He was courageous when killing Caesar for the people of Rome. He had integrity when making unselfish decisions and joining the conspiracy only for the citizens. Lastly, he was kind when making choices no matter how risky, but only with good intentions of others. The citizens of Rome craved the leadership of someone with courage, integrity, and kindness Brutus possessed. Brutus was the leader who could step up to the plate and be
It takes a lot of pride and courage to get in front of people that loved Caesar. It is also brave and show pride when he says why he killed him “ Not that I loved Caesar less, butt simply that I loved Rome more. He is showing his pride and love for Rome.
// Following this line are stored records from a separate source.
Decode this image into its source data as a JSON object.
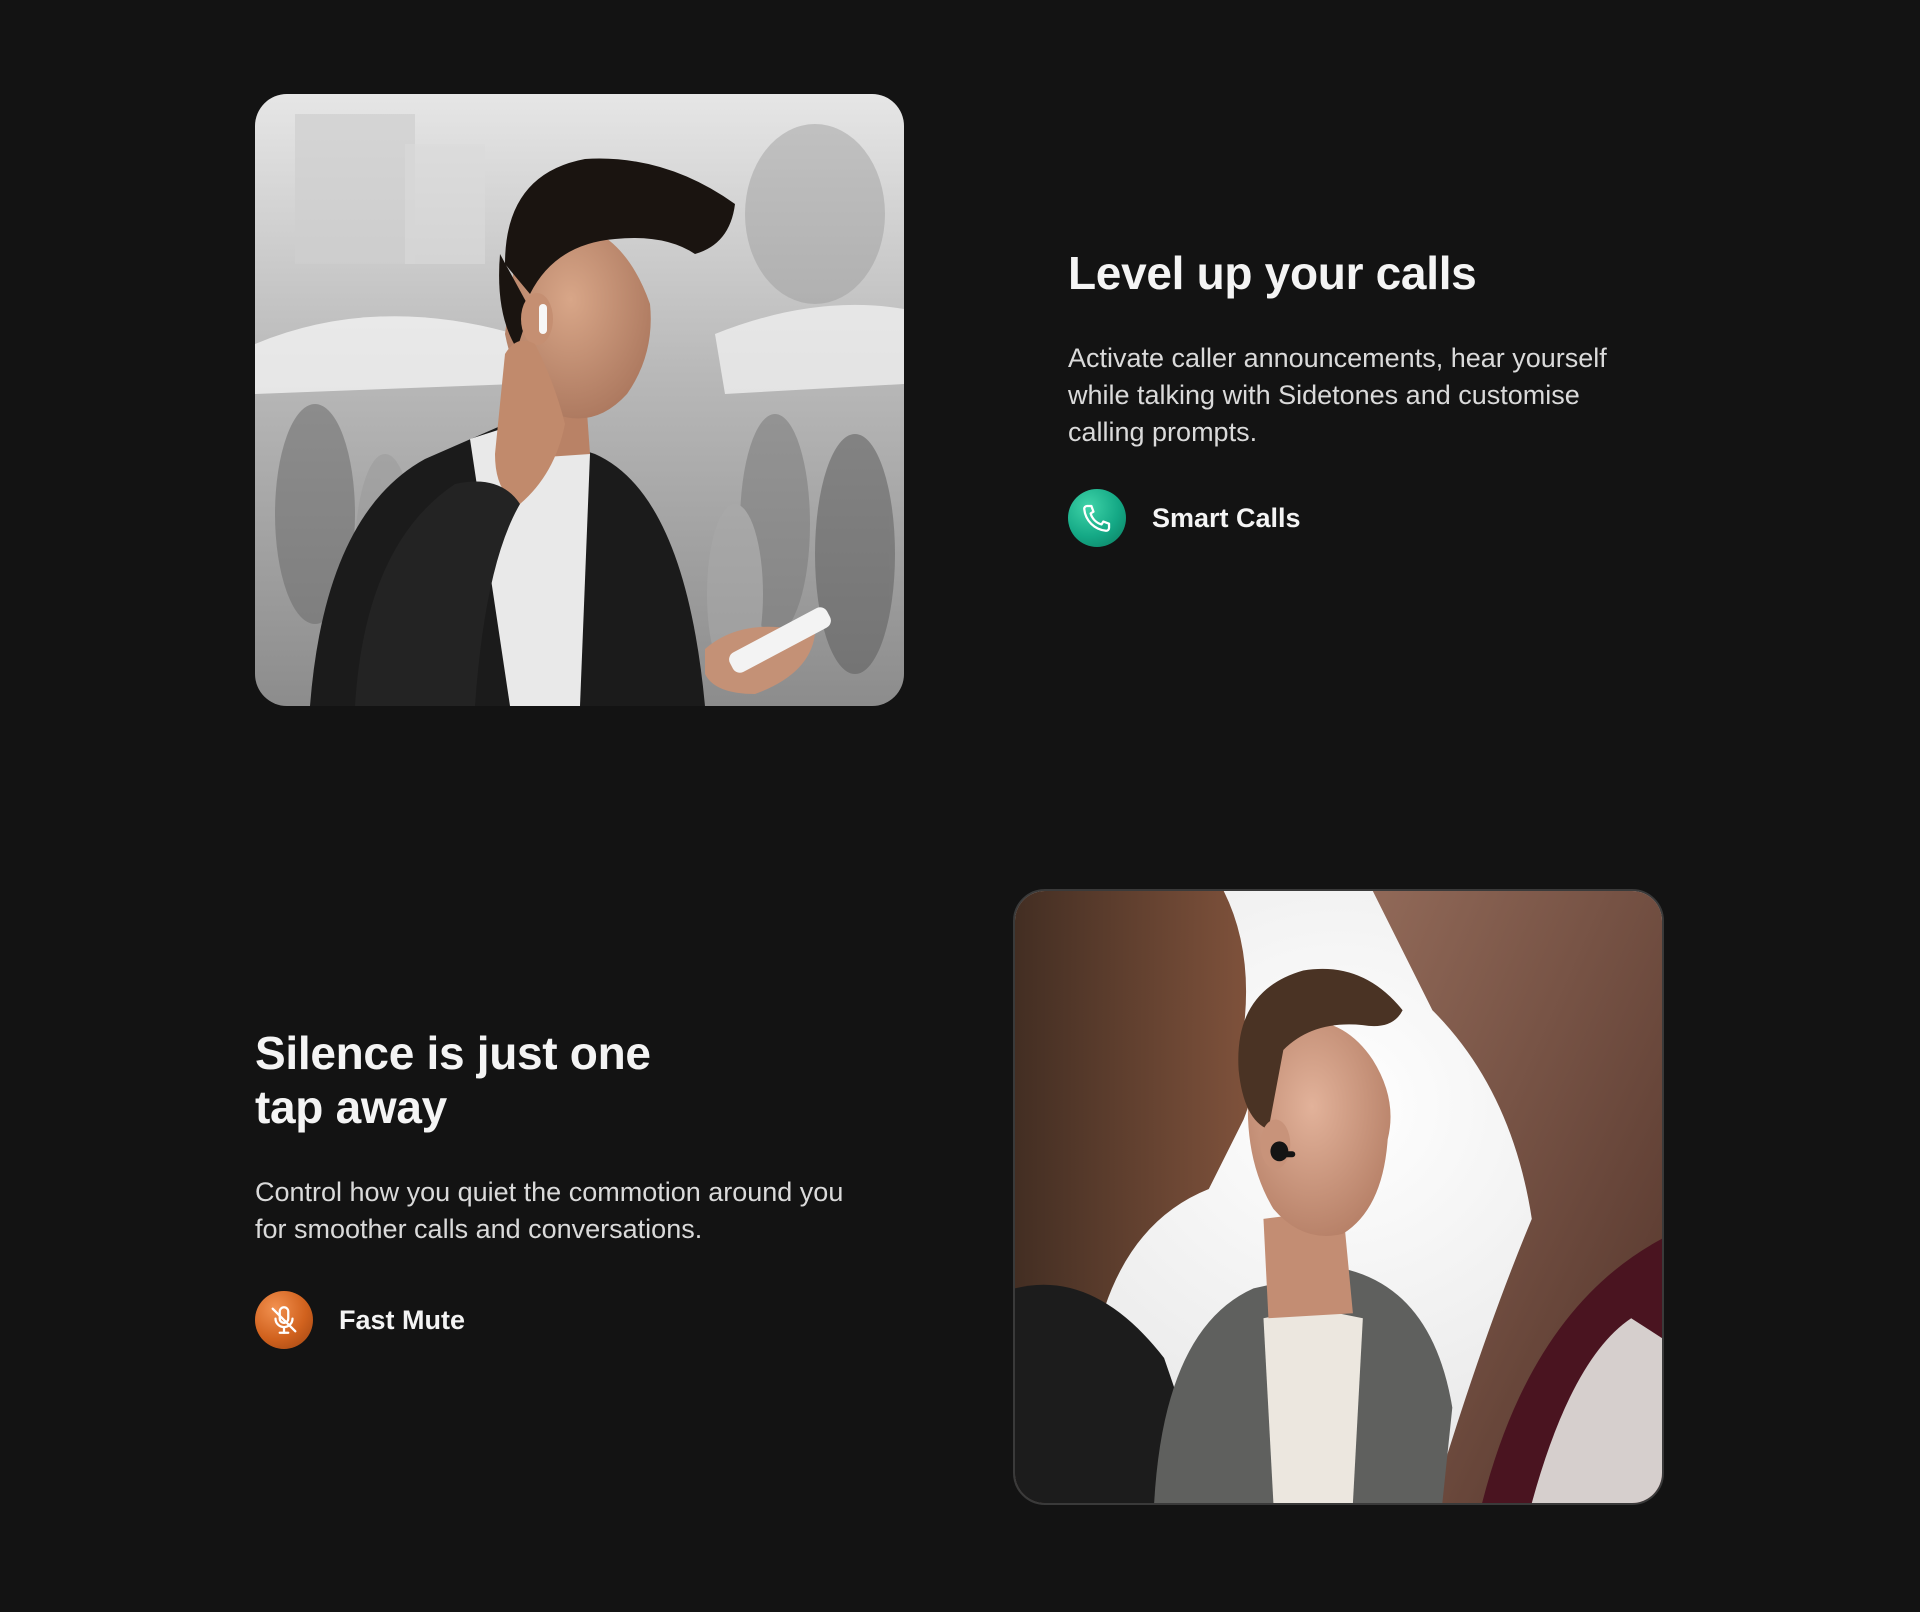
{
  "sections": [
    {
      "heading_lines": [
        "Level up your calls"
      ],
      "description": "Activate caller announcements, hear yourself while talking with Sidetones and customise calling prompts.",
      "feature": {
        "label": "Smart Calls",
        "icon": "phone-icon",
        "color": "#14a885"
      }
    },
    {
      "heading_lines": [
        "Silence is just one",
        "tap away"
      ],
      "description": "Control how you quiet the commotion around you for smoother calls and conversations.",
      "feature": {
        "label": "Fast Mute",
        "icon": "mic-mute-icon",
        "color": "#d1621e"
      }
    }
  ],
  "colors": {
    "background": "#131313",
    "text": "#f4f4f4",
    "muted_text": "#dadada"
  }
}
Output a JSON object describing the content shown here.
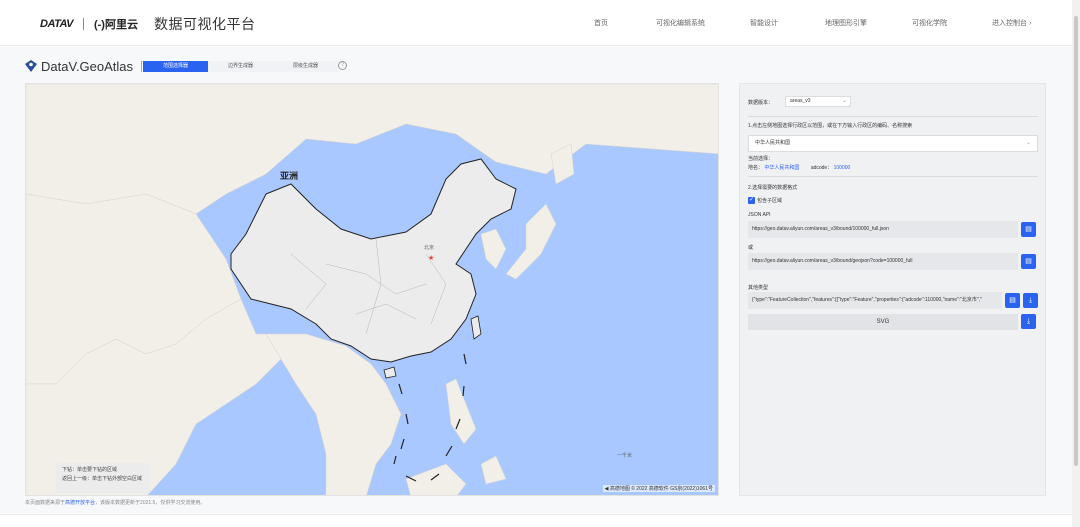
{
  "header": {
    "logo_datav": "DATAV",
    "logo_aliyun": "(-)阿里云",
    "title": "数据可视化平台",
    "nav": [
      "首页",
      "可视化编辑系统",
      "智能设计",
      "地理图形引擎",
      "可视化学院",
      "进入控制台 ›"
    ]
  },
  "subheader": {
    "brand": "DataV.GeoAtlas",
    "tabs": [
      "范围选择器",
      "边界生成器",
      "层级生成器"
    ],
    "help": "?"
  },
  "map": {
    "region_label": "亚洲",
    "capital_label": "北京",
    "scale_label": "一千米",
    "tip_line1": "下钻：单击要下钻的区域",
    "tip_line2": "返回上一级：单击下钻外部空白区域",
    "attribution": "◀ 高德地图 © 2022 高德软件 GS京(2022)1061号",
    "colors": {
      "sea": "#a9c8ff",
      "land": "#f2efe9",
      "china": "#ececec"
    }
  },
  "footnote": {
    "prefix": "本页面数据来源于",
    "link": "高德开放平台",
    "suffix": "，该版本数据更新于2021.5，仅供学习交流使用。"
  },
  "panel": {
    "version_label": "数据版本：",
    "version_value": "areas_v3",
    "step1": "1.点击左侧地图选择行政区以范围，或在下方输入行政区的编码、名称搜索",
    "search_value": "中华人民共和国",
    "current_select_label": "当前选择：",
    "region_label": "地名：",
    "region_value": "中华人民共和国",
    "adcode_label": "adcode：",
    "adcode_value": "100000",
    "step2": "2.选择需要的数据格式",
    "include_sub": "包含子区域",
    "json_api_label": "JSON API",
    "json_api_url": "https://geo.datav.aliyun.com/areas_v3/bound/100000_full.json",
    "alt_label": "或",
    "alt_url": "https://geo.datav.aliyun.com/areas_v3/bound/geojson?code=100000_full",
    "other_label": "其他类型",
    "geojson_preview": "{\"type\":\"FeatureCollection\",\"features\":[{\"type\":\"Feature\",\"properties\":{\"adcode\":110000,\"name\":\"北京市\",\"",
    "svg_label": "SVG"
  }
}
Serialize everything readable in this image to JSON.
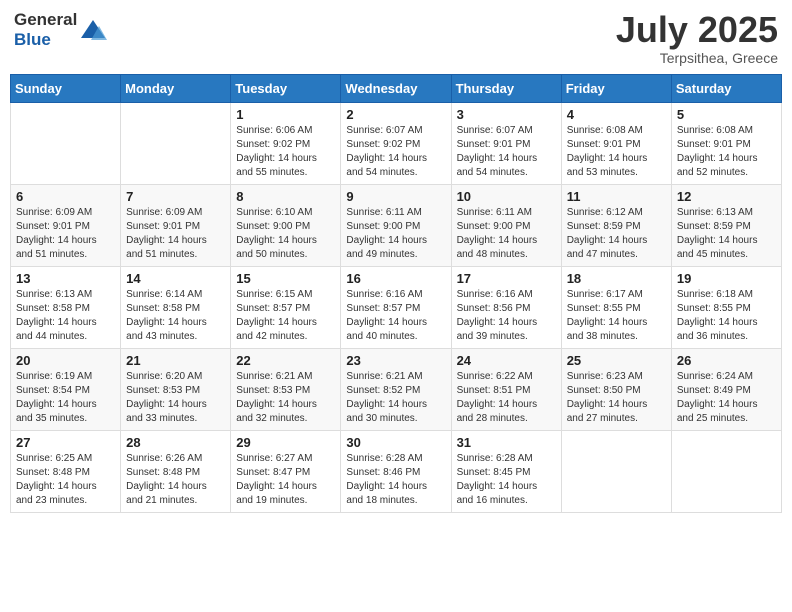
{
  "logo": {
    "general": "General",
    "blue": "Blue"
  },
  "title": {
    "month_year": "July 2025",
    "location": "Terpsithea, Greece"
  },
  "days_header": [
    "Sunday",
    "Monday",
    "Tuesday",
    "Wednesday",
    "Thursday",
    "Friday",
    "Saturday"
  ],
  "weeks": [
    [
      {
        "day": "",
        "info": ""
      },
      {
        "day": "",
        "info": ""
      },
      {
        "day": "1",
        "info": "Sunrise: 6:06 AM\nSunset: 9:02 PM\nDaylight: 14 hours and 55 minutes."
      },
      {
        "day": "2",
        "info": "Sunrise: 6:07 AM\nSunset: 9:02 PM\nDaylight: 14 hours and 54 minutes."
      },
      {
        "day": "3",
        "info": "Sunrise: 6:07 AM\nSunset: 9:01 PM\nDaylight: 14 hours and 54 minutes."
      },
      {
        "day": "4",
        "info": "Sunrise: 6:08 AM\nSunset: 9:01 PM\nDaylight: 14 hours and 53 minutes."
      },
      {
        "day": "5",
        "info": "Sunrise: 6:08 AM\nSunset: 9:01 PM\nDaylight: 14 hours and 52 minutes."
      }
    ],
    [
      {
        "day": "6",
        "info": "Sunrise: 6:09 AM\nSunset: 9:01 PM\nDaylight: 14 hours and 51 minutes."
      },
      {
        "day": "7",
        "info": "Sunrise: 6:09 AM\nSunset: 9:01 PM\nDaylight: 14 hours and 51 minutes."
      },
      {
        "day": "8",
        "info": "Sunrise: 6:10 AM\nSunset: 9:00 PM\nDaylight: 14 hours and 50 minutes."
      },
      {
        "day": "9",
        "info": "Sunrise: 6:11 AM\nSunset: 9:00 PM\nDaylight: 14 hours and 49 minutes."
      },
      {
        "day": "10",
        "info": "Sunrise: 6:11 AM\nSunset: 9:00 PM\nDaylight: 14 hours and 48 minutes."
      },
      {
        "day": "11",
        "info": "Sunrise: 6:12 AM\nSunset: 8:59 PM\nDaylight: 14 hours and 47 minutes."
      },
      {
        "day": "12",
        "info": "Sunrise: 6:13 AM\nSunset: 8:59 PM\nDaylight: 14 hours and 45 minutes."
      }
    ],
    [
      {
        "day": "13",
        "info": "Sunrise: 6:13 AM\nSunset: 8:58 PM\nDaylight: 14 hours and 44 minutes."
      },
      {
        "day": "14",
        "info": "Sunrise: 6:14 AM\nSunset: 8:58 PM\nDaylight: 14 hours and 43 minutes."
      },
      {
        "day": "15",
        "info": "Sunrise: 6:15 AM\nSunset: 8:57 PM\nDaylight: 14 hours and 42 minutes."
      },
      {
        "day": "16",
        "info": "Sunrise: 6:16 AM\nSunset: 8:57 PM\nDaylight: 14 hours and 40 minutes."
      },
      {
        "day": "17",
        "info": "Sunrise: 6:16 AM\nSunset: 8:56 PM\nDaylight: 14 hours and 39 minutes."
      },
      {
        "day": "18",
        "info": "Sunrise: 6:17 AM\nSunset: 8:55 PM\nDaylight: 14 hours and 38 minutes."
      },
      {
        "day": "19",
        "info": "Sunrise: 6:18 AM\nSunset: 8:55 PM\nDaylight: 14 hours and 36 minutes."
      }
    ],
    [
      {
        "day": "20",
        "info": "Sunrise: 6:19 AM\nSunset: 8:54 PM\nDaylight: 14 hours and 35 minutes."
      },
      {
        "day": "21",
        "info": "Sunrise: 6:20 AM\nSunset: 8:53 PM\nDaylight: 14 hours and 33 minutes."
      },
      {
        "day": "22",
        "info": "Sunrise: 6:21 AM\nSunset: 8:53 PM\nDaylight: 14 hours and 32 minutes."
      },
      {
        "day": "23",
        "info": "Sunrise: 6:21 AM\nSunset: 8:52 PM\nDaylight: 14 hours and 30 minutes."
      },
      {
        "day": "24",
        "info": "Sunrise: 6:22 AM\nSunset: 8:51 PM\nDaylight: 14 hours and 28 minutes."
      },
      {
        "day": "25",
        "info": "Sunrise: 6:23 AM\nSunset: 8:50 PM\nDaylight: 14 hours and 27 minutes."
      },
      {
        "day": "26",
        "info": "Sunrise: 6:24 AM\nSunset: 8:49 PM\nDaylight: 14 hours and 25 minutes."
      }
    ],
    [
      {
        "day": "27",
        "info": "Sunrise: 6:25 AM\nSunset: 8:48 PM\nDaylight: 14 hours and 23 minutes."
      },
      {
        "day": "28",
        "info": "Sunrise: 6:26 AM\nSunset: 8:48 PM\nDaylight: 14 hours and 21 minutes."
      },
      {
        "day": "29",
        "info": "Sunrise: 6:27 AM\nSunset: 8:47 PM\nDaylight: 14 hours and 19 minutes."
      },
      {
        "day": "30",
        "info": "Sunrise: 6:28 AM\nSunset: 8:46 PM\nDaylight: 14 hours and 18 minutes."
      },
      {
        "day": "31",
        "info": "Sunrise: 6:28 AM\nSunset: 8:45 PM\nDaylight: 14 hours and 16 minutes."
      },
      {
        "day": "",
        "info": ""
      },
      {
        "day": "",
        "info": ""
      }
    ]
  ]
}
Also showing is love and pride for the citizens of Rome. Brutus had so much pride for himself and Rome that he would kill his own friend because he
At the end of the play Brutus is referred to as the noblest Roman of them all. I do not agree with this statement. Yes, Brutus’s intentions were for the greater good of Rome, because Brutus felt if Caesar was crowned he was going to take over Rome and do some serious damage to Rome as they all knew it. However, I believe if Brutus was so noble he would not have killed Caesar who was actually his life long friend. I believe in order for a person to be considered noble they should also show to be loyal as well.
They were worse under Hardian due to his Greco-Roman culture push on the people, but that still doesn’t take away from the fact that he was an amazing emperor. Hardian was an emperor who truly loved the people of Rome, and this meant everyone. He was known for rarely being in the capital, in fact he traveled “throughout the empire, visiting cities, natural wonders, and troops along the frontier,” (225.) He could have been focused on affairs outside of Rome’s boundaries like many leaders before him, but Hardian genuinely wanted to make Rome a better place from the inside. Which reflected in the time of peace that overcame Rome in his reign, regardless of the Jewish revolts.
The joint consulship of Crassus and Pompey was one of the most crucial political developments in the fall of the Roman Republic. It allowed for laws to once again be changed including restoring the power of tribunes. Pompey was viewed as a fantastic and fair leader and repaid the people with the goodwill that they had shown him. Senators, equestrians and tribuni aerarii were made equal and 64 new Senators were enrolled, all in Pompey’s debt. All these laws replaced those that had been established by Sulla and virtually restored the earlier Republican system.